--- Given information ---

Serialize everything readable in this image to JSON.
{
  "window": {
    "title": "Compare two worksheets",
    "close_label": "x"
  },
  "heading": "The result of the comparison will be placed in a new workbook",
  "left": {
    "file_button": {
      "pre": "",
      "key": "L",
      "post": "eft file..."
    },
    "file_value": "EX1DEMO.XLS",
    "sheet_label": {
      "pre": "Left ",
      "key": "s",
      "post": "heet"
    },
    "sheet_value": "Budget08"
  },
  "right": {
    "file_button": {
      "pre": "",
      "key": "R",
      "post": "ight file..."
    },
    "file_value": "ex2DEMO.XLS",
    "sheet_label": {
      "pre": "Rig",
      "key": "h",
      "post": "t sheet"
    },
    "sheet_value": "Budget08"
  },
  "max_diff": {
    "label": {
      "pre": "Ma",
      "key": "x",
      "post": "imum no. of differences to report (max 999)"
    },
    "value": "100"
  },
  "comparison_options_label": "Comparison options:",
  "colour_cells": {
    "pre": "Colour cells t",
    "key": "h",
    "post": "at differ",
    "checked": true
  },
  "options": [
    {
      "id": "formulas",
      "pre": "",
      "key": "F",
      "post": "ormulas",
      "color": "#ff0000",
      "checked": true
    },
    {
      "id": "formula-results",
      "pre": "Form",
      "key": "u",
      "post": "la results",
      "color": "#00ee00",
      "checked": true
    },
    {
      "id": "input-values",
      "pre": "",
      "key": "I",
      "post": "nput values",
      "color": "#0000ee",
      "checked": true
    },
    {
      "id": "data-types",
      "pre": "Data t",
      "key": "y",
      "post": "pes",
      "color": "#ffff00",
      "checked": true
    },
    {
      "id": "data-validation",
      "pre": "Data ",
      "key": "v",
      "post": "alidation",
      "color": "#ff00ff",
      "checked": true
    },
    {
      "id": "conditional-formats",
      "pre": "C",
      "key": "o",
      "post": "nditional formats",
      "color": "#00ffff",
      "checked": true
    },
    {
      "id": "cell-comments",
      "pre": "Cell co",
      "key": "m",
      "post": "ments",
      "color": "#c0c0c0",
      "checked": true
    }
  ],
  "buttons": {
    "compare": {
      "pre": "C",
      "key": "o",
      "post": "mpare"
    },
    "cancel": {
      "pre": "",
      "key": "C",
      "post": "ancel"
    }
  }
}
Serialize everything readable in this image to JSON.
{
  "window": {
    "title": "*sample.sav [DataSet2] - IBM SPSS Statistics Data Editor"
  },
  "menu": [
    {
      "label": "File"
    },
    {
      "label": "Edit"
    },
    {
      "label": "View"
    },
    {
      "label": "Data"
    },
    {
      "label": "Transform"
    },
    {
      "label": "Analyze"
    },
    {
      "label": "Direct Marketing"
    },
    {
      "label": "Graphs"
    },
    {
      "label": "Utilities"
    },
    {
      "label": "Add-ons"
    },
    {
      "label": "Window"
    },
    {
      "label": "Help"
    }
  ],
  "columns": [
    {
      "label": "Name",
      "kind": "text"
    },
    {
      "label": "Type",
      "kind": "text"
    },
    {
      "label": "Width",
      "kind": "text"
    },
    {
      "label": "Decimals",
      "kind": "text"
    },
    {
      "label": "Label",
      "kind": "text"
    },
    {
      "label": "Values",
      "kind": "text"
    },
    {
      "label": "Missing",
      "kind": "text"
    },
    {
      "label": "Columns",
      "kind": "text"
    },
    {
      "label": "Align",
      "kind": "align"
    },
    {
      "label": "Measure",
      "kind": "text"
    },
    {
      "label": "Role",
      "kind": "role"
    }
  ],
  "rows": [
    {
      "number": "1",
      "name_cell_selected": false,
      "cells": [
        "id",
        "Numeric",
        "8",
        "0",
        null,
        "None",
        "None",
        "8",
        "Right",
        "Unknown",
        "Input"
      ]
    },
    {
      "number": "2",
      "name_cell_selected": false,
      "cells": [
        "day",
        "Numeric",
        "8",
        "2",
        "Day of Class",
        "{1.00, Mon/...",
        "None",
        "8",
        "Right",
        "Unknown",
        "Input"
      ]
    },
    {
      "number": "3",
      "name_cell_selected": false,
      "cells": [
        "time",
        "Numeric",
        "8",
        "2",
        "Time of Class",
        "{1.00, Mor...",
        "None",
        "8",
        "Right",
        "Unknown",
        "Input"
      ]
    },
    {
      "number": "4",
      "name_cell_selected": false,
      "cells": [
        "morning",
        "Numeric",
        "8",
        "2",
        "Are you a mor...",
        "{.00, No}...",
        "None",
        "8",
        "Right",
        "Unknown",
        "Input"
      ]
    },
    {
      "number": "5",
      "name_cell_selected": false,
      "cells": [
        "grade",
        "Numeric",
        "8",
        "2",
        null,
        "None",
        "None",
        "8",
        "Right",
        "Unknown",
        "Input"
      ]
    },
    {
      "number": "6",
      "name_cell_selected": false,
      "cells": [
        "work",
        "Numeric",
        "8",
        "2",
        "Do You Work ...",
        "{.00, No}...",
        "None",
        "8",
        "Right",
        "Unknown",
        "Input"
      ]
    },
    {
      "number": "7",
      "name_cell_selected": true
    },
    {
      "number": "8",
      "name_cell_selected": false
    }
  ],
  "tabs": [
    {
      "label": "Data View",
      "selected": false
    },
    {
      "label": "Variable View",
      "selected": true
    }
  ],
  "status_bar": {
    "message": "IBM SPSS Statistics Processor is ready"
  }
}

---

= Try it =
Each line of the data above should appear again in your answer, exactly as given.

= Task response =
Serialize everything readable in this image to JSON.
{
  "window": {
    "title": "Compare two worksheets",
    "close_label": "x"
  },
  "heading": "The result of the comparison will be placed in a new workbook",
  "left": {
    "file_button": {
      "pre": "",
      "key": "L",
      "post": "eft file..."
    },
    "file_value": "EX1DEMO.XLS",
    "sheet_label": {
      "pre": "Left ",
      "key": "s",
      "post": "heet"
    },
    "sheet_value": "Budget08"
  },
  "right": {
    "file_button": {
      "pre": "",
      "key": "R",
      "post": "ight file..."
    },
    "file_value": "ex2DEMO.XLS",
    "sheet_label": {
      "pre": "Rig",
      "key": "h",
      "post": "t sheet"
    },
    "sheet_value": "Budget08"
  },
  "max_diff": {
    "label": {
      "pre": "Ma",
      "key": "x",
      "post": "imum no. of differences to report (max 999)"
    },
    "value": "100"
  },
  "comparison_options_label": "Comparison options:",
  "colour_cells": {
    "pre": "Colour cells t",
    "key": "h",
    "post": "at differ",
    "checked": true
  },
  "options": [
    {
      "id": "formulas",
      "pre": "",
      "key": "F",
      "post": "ormulas",
      "color": "#ff0000",
      "checked": true
    },
    {
      "id": "formula-results",
      "pre": "Form",
      "key": "u",
      "post": "la results",
      "color": "#00ee00",
      "checked": true
    },
    {
      "id": "input-values",
      "pre": "",
      "key": "I",
      "post": "nput values",
      "color": "#0000ee",
      "checked": true
    },
    {
      "id": "data-types",
      "pre": "Data t",
      "key": "y",
      "post": "pes",
      "color": "#ffff00",
      "checked": true
    },
    {
      "id": "data-validation",
      "pre": "Data ",
      "key": "v",
      "post": "alidation",
      "color": "#ff00ff",
      "checked": true
    },
    {
      "id": "conditional-formats",
      "pre": "C",
      "key": "o",
      "post": "nditional formats",
      "color": "#00ffff",
      "checked": true
    },
    {
      "id": "cell-comments",
      "pre": "Cell co",
      "key": "m",
      "post": "ments",
      "color": "#c0c0c0",
      "checked": true
    }
  ],
  "buttons": {
    "compare": {
      "pre": "C",
      "key": "o",
      "post": "mpare"
    },
    "cancel": {
      "pre": "",
      "key": "C",
      "post": "ancel"
    }
  }
}
Serialize everything readable in this image to JSON.
{
  "window": {
    "title": "*sample.sav [DataSet2] - IBM SPSS Statistics Data Editor"
  },
  "menu": [
    {
      "label": "File"
    },
    {
      "label": "Edit"
    },
    {
      "label": "View"
    },
    {
      "label": "Data"
    },
    {
      "label": "Transform"
    },
    {
      "label": "Analyze"
    },
    {
      "label": "Direct Marketing"
    },
    {
      "label": "Graphs"
    },
    {
      "label": "Utilities"
    },
    {
      "label": "Add-ons"
    },
    {
      "label": "Window"
    },
    {
      "label": "Help"
    }
  ],
  "columns": [
    {
      "label": "Name",
      "kind": "text"
    },
    {
      "label": "Type",
      "kind": "text"
    },
    {
      "label": "Width",
      "kind": "text"
    },
    {
      "label": "Decimals",
      "kind": "text"
    },
    {
      "label": "Label",
      "kind": "text"
    },
    {
      "label": "Values",
      "kind": "text"
    },
    {
      "label": "Missing",
      "kind": "text"
    },
    {
      "label": "Columns",
      "kind": "text"
    },
    {
      "label": "Align",
      "kind": "align"
    },
    {
      "label": "Measure",
      "kind": "text"
    },
    {
      "label": "Role",
      "kind": "role"
    }
  ],
  "rows": [
    {
      "number": "1",
      "name_cell_selected": false,
      "cells": [
        "id",
        "Numeric",
        "8",
        "0",
        null,
        "None",
        "None",
        "8",
        "Right",
        "Unknown",
        "Input"
      ]
    },
    {
      "number": "2",
      "name_cell_selected": false,
      "cells": [
        "day",
        "Numeric",
        "8",
        "2",
        "Day of Class",
        "{1.00, Mon/...",
        "None",
        "8",
        "Right",
        "Unknown",
        "Input"
      ]
    },
    {
      "number": "3",
      "name_cell_selected": false,
      "cells": [
        "time",
        "Numeric",
        "8",
        "2",
        "Time of Class",
        "{1.00, Mor...",
        "None",
        "8",
        "Right",
        "Unknown",
        "Input"
      ]
    },
    {
      "number": "4",
      "name_cell_selected": false,
      "cells": [
        "morning",
        "Numeric",
        "8",
        "2",
        "Are you a mor...",
        "{.00, No}...",
        "None",
        "8",
        "Right",
        "Unknown",
        "Input"
      ]
    },
    {
      "number": "5",
      "name_cell_selected": false,
      "cells": [
        "grade",
        "Numeric",
        "8",
        "2",
        null,
        "None",
        "None",
        "8",
        "Right",
        "Unknown",
        "Input"
      ]
    },
    {
      "number": "6",
      "name_cell_selected": false,
      "cells": [
        "work",
        "Numeric",
        "8",
        "2",
        "Do You Work ...",
        "{.00, No}...",
        "None",
        "8",
        "Right",
        "Unknown",
        "Input"
      ]
    },
    {
      "number": "7",
      "name_cell_selected": true
    },
    {
      "number": "8",
      "name_cell_selected": false
    }
  ],
  "tabs": [
    {
      "label": "Data View",
      "selected": false
    },
    {
      "label": "Variable View",
      "selected": true
    }
  ],
  "status_bar": {
    "message": "IBM SPSS Statistics Processor is ready"
  }
}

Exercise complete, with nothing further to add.